- Maybe you have special souvenirs that are only out during the holidays. Of course, you could go digging through all of your Halloween containers in the attic, but if that doesn't sound like fun, then make a mental note to yourself to photograph those holiday souvenirs when you do have them on display. I bought a ceramic Mickey pumpkin when we were on a Disney World vacation in the fall of 2011 and attended Mickey's Not So Scary Halloween Party. This pumpkin is a fun reminder of that trip and event, so I was inspired to take a picture of it to post on Instagram this year. I did use filters on my phone to enhance the mood of the pumpkin glowing in my living room at night. I will probably use this same photo when I finally get around to documenting that trip from 2011. So remember to take photos of your holiday souvenirs when they finally make it out of storage – then you can enjoy them year round through photos!
- If you are having trouble getting a suitable photograph of your souvenir, you might have some luck going online and finding images on store websites. (Be mindful of copyright laws and only use the image for your personal needs.) I bought a charm when I was at Disney World in 2010 to go on a bracelet I already owned, but the charm is really small and hard to photograph. But I found a nice image of the charm online from a Google search – see below.

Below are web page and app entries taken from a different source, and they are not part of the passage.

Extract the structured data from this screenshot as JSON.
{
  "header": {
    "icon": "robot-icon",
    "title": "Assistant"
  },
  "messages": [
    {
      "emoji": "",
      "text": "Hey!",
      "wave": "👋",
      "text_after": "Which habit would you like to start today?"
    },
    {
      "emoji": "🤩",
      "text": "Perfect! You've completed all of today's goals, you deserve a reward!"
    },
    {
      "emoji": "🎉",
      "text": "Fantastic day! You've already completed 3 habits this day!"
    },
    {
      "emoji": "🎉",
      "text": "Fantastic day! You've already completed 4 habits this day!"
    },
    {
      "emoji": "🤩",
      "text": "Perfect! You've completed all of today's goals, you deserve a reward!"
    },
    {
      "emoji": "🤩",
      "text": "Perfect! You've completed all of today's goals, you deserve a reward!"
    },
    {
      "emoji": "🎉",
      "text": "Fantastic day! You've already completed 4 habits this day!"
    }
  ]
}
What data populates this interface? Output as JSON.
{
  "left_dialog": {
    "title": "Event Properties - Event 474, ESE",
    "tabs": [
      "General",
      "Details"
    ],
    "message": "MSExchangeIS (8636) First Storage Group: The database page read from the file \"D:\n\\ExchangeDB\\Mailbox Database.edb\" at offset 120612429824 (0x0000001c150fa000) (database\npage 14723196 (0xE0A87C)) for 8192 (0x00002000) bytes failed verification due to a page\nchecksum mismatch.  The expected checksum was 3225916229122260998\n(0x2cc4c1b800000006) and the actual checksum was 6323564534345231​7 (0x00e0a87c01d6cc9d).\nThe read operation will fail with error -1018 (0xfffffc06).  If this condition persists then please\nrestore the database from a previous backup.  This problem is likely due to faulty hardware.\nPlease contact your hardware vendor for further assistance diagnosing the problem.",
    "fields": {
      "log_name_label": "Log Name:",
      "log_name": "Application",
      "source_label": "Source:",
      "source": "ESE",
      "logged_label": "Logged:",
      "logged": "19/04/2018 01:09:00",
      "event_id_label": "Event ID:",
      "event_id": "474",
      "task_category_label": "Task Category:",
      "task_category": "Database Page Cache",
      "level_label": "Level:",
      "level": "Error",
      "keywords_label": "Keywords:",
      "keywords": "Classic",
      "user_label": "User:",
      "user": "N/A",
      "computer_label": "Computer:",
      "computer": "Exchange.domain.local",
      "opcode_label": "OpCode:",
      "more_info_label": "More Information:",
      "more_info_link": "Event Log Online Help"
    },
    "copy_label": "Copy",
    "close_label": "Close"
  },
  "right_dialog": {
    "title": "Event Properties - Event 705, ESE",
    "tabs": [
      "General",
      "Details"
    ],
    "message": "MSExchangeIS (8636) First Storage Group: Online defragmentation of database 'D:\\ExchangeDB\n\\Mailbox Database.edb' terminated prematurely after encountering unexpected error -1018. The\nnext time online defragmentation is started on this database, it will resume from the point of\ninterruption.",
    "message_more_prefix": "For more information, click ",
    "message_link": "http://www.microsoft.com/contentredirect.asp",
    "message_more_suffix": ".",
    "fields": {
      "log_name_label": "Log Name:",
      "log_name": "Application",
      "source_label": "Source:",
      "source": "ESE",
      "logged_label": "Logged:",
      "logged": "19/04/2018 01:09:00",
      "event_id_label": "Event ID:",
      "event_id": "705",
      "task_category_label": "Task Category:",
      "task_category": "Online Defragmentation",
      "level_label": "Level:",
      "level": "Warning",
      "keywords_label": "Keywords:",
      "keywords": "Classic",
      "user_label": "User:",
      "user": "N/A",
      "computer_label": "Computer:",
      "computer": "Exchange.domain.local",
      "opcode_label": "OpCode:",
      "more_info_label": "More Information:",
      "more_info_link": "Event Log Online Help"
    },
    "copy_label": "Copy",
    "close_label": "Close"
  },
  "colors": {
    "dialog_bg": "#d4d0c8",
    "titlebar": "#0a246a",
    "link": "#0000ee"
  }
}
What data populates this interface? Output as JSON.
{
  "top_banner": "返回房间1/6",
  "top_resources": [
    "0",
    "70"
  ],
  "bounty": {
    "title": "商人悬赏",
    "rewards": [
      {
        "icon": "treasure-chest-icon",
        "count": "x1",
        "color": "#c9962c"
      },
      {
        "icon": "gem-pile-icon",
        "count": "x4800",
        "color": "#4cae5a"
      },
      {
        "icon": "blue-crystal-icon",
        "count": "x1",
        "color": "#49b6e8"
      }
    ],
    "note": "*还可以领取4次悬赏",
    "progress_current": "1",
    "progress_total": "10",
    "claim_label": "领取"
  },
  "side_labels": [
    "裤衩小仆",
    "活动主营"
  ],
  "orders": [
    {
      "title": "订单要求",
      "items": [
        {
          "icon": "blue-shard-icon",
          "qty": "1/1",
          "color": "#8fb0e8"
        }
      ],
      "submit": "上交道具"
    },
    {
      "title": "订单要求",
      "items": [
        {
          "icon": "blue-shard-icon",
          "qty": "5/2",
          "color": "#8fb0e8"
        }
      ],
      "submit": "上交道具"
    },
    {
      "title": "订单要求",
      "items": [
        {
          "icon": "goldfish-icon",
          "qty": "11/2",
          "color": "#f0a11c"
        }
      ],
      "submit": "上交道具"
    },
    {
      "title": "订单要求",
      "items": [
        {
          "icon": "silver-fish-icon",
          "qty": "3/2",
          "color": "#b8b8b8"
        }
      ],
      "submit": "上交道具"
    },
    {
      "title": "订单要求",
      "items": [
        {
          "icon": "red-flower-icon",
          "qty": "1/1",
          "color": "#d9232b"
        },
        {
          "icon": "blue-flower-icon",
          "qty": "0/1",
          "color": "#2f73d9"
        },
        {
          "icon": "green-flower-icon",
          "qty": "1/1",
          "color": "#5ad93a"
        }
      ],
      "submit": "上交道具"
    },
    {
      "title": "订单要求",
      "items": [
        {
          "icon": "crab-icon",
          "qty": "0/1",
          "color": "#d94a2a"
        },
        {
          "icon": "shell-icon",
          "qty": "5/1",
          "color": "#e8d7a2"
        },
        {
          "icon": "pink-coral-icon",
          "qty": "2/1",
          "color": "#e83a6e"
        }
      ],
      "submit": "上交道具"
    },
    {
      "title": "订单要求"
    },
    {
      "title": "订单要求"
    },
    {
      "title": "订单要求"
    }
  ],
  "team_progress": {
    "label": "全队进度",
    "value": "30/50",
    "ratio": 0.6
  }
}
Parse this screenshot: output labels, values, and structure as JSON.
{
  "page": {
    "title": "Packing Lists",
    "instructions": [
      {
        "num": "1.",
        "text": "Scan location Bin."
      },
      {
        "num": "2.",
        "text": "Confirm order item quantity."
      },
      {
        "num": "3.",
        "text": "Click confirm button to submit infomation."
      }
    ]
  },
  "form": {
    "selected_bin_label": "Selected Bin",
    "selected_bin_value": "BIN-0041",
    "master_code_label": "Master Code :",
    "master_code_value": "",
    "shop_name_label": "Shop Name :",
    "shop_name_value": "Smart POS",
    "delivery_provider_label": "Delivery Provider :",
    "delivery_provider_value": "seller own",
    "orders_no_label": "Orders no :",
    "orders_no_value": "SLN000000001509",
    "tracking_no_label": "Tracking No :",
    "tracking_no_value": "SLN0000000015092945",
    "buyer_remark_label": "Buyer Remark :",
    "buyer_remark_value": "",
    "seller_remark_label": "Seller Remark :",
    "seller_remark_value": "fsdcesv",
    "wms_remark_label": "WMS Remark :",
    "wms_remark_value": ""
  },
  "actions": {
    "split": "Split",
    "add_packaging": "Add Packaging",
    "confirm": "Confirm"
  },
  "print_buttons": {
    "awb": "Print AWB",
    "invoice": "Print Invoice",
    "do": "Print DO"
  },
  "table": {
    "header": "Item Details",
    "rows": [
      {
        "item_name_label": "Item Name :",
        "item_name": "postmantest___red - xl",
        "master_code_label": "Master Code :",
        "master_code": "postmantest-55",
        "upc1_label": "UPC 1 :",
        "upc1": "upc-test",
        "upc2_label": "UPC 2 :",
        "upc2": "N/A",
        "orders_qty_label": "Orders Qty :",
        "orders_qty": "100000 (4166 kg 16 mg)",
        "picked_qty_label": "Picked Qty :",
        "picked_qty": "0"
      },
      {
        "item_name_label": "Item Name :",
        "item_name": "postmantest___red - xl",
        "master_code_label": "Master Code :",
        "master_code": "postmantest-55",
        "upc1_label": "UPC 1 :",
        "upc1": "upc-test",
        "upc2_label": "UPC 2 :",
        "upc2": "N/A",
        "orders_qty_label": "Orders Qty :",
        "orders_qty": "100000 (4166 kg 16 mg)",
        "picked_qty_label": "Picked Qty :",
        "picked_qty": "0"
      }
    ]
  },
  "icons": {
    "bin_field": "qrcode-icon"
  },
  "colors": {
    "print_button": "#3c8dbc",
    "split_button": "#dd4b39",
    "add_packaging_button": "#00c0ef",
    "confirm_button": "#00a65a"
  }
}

- Don't forget about those free souvenirs! They may be few and far between, but oftentimes they trigger some of the best memories. From the Mickey stickers cast members hand out to the kids, to the various celebration buttons you can request in the parks, make sure you include these in your souvenir record. This is especially helpful to do if they are oversized or won't lay flat in a scrapbook.
- One last tip is to actually note somewhere on your souvenir when you purchased it. I gave an example of this in a previous post about Disney jigsaw puzzles. If your souvenir is a game, puzzle, book, DVD or music CD, framed artwork, etc., then print out a 4 x 6 or wallet size photo from your trip and include the date and location. Attach to the inside cover, on the back, or in the box lid. I usually place the receipt from my tree ornament purchase in the box it is stored in – date and location is duly noted.
Once you have photos representing all of the souvenirs from your trip, you could:
- have a file folder on your computer labeled souvenirs under that specific trip with those photos
- print the souvenir photos for use in an album or scrapbook
- have each member of your group choose their favorite souvenir and document its significance for them – you will then have words + photo to tell that story
- take a pocket-style page protector and use it to hold all the souvenir pictures, or create a digital page or layout with a pocket-style design
- plan for a page or two-page spread in your vacation photobook – I did this for our Disneyland vacation and placed it at the very end (I will be adding journaling to the facing page soon!)